Kent: 14 players on minimum wage would still bust Dogs’ cap
BULLDOGS fans are fuming at reports that club favourites David Klemmer and Moses Mbye could be forced out after this season but a breakdown of the club's salary cap position exposes just how dire roster management has got at Belmore.
NRL rules require every club to register 30 contracts with a minimum wage of $85,000 per season but even if Canterbury filled out their remaining 14 roster spots for 2019 with players on the minimum wage they would still bust the cap.
That's according to senior News Corp journalist Paul Kent who told NRL 360 on Wednesday night that the Bulldogs only have $800,000 to spend and 14 roster spots to fill to complete a squad for next season.
"The maths are it is impossible for the Bulldogs to put a side out next year of 30 players (if they don't release some contracted players). It's impossible," Kent said.
"They are 14 players off contract at the end of this season.
"Which, by the time those 14 players are taken out but the remaining 16 players qualify for next year's contracts, some of which contain back-ended deals, they have $800,000 left in the cap, to spend on 14 players.
"Now the minimum wage is $85,000. $85,000 spread across 14 players comes to $1.19 million.
"So therefore you're still $390,000 over the cap even if you pay all 14 players you need to have on your roster minimum wage."
It's a frightening reality for the Bulldogs to face and it explains why they must convince rival clubs to take some of their stars off their hands.
For argument's sake, if Canterbury got the full 2019 salaries of Mbye and Klemmer off their books it would give them roughly an extra $1.6 million to play with on top of the $800,000 currently available to them.
Even then they would have to secure 16 players on an average of $150,000 per man, which is very much at the lower end of the salary ladder in clubland.
It's why Klemmer, a player who lives and breathes the Bulldogs, didn't slam the door shut on an off-season move when he was asked about it earlier this week.
After saying: "I'm contracted here at the moment and I could never see myself leaving, I love the club," Klemmer added the caveat that "it is a business and if you get the tap so be it".
What many Bulldogs fans don't understand is why you would be shopping around your best players when there are others on big salaries who aren't performing well.
The reason for this is that other NRL clubs are unlikely to agree to take on the majority of a player's high salary if that player isn't performing or in demand.
The Bulldogs have run out of room to negotiate.
"What's unpalatable for Canterbury is that unfortunately, and the fans are going to be hurt by this, but every player has to be on the market," Kent said.
"They can't just find the guys that they want to get rid of, that don't provide value for money anymore because no club is going to want them or want to take part of their salary."
Salary cap dramas have followed Aaron Woods around, with the Wests Tigers spending most of his career there in the doldrums due to an unbalanced roster.
This season for the first time the Tigers have started to emerge from the mire but Woods and his hefty salary have contributed to a new crisis at Belmore.
The NSW and Australia rep was grilled over this irony by media on Thursday morning but he said all the players could do was take care of business on the field.
"As a playing group we get together and the best thing for us to do is play footy," Woods said.
"All the other stuff's out of our control, it's for the people upstairs.

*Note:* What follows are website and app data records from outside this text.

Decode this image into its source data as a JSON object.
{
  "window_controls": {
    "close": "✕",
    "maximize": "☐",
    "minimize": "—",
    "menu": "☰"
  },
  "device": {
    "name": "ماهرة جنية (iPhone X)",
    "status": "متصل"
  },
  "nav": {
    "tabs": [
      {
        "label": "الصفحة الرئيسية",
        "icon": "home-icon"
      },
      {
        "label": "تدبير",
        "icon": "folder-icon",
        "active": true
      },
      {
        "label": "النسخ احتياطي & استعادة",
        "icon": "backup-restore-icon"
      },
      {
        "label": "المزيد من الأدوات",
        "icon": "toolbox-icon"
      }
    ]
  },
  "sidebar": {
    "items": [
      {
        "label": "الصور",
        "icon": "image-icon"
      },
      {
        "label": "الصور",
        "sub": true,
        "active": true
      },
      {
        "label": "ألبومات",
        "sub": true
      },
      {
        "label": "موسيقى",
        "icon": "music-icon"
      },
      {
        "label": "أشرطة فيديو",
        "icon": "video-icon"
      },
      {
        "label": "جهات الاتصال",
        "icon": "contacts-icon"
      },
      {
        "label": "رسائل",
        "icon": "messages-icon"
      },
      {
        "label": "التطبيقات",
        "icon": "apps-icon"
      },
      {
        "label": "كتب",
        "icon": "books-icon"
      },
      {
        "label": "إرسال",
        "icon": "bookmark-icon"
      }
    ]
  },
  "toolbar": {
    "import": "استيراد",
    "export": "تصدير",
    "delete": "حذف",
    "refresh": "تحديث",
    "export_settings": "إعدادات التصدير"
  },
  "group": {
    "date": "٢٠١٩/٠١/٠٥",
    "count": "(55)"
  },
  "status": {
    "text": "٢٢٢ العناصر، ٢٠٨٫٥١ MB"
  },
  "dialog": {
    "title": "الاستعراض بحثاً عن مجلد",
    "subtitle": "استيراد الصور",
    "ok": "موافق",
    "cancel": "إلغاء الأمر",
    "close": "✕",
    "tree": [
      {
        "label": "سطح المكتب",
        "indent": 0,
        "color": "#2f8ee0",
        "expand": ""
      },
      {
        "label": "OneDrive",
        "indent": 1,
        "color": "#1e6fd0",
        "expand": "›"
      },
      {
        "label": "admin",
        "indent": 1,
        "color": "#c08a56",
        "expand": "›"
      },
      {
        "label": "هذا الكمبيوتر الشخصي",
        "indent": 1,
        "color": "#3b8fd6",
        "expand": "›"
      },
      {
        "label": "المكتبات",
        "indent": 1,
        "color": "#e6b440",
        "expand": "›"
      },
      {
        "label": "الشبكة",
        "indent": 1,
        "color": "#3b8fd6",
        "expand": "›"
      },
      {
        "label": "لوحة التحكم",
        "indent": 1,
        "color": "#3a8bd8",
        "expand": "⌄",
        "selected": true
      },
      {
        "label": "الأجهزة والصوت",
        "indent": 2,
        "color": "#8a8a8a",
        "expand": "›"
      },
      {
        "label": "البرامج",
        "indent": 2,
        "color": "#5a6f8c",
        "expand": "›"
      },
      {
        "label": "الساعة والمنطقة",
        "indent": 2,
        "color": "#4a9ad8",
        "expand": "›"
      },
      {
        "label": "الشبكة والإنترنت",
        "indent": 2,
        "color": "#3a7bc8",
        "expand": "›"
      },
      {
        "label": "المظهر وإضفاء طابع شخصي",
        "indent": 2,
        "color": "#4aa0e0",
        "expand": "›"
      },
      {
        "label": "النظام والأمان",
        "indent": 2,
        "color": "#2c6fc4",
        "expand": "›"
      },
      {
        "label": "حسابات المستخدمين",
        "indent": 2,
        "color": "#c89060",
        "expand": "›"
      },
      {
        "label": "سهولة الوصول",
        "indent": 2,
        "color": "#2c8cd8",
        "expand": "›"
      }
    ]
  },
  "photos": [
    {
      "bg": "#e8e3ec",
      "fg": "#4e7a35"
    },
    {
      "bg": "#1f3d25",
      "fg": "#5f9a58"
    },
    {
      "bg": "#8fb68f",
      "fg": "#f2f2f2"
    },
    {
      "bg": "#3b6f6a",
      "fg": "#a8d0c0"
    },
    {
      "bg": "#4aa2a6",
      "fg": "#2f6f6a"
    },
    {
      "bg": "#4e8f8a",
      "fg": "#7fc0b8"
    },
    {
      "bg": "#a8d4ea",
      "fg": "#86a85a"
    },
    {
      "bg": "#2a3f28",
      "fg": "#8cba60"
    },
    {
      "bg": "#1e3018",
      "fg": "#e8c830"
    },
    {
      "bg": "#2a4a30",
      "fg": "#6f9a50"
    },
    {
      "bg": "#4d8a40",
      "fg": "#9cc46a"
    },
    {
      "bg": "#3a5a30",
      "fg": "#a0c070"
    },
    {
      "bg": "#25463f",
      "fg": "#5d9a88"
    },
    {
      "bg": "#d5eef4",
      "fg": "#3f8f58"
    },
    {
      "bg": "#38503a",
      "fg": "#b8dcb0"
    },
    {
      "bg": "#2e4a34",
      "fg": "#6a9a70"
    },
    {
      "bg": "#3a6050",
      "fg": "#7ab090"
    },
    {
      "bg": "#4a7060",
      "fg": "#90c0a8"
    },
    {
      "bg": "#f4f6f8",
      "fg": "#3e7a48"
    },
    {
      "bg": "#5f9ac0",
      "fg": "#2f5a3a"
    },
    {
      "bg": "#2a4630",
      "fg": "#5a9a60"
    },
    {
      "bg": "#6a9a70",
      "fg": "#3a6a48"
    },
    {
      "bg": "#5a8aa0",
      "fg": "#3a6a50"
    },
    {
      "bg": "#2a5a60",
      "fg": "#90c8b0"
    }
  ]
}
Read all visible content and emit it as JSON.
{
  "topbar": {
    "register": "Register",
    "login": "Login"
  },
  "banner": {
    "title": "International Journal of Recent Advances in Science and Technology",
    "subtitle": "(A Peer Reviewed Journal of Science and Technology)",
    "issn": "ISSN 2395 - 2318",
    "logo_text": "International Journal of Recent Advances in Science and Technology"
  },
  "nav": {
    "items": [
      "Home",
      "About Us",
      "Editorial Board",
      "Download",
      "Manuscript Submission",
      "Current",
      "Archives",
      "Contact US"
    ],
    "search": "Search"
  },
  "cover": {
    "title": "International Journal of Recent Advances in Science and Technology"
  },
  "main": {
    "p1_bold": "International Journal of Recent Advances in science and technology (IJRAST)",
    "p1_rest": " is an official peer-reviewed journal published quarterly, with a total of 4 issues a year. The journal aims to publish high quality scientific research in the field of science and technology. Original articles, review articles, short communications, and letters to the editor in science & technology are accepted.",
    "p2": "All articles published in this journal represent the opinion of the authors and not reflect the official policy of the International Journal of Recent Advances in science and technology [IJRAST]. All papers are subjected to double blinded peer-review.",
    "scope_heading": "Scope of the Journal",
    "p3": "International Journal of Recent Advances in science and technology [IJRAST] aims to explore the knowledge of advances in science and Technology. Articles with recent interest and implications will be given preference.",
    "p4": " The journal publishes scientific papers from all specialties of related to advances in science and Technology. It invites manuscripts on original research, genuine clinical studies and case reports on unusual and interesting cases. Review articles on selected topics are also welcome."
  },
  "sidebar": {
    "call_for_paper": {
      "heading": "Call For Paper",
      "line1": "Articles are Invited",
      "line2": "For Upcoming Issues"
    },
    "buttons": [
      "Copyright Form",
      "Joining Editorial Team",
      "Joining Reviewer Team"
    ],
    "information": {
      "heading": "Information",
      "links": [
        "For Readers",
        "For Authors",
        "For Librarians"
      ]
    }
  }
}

We don't get involved in that. All we can control is what we do on the field and that's our job."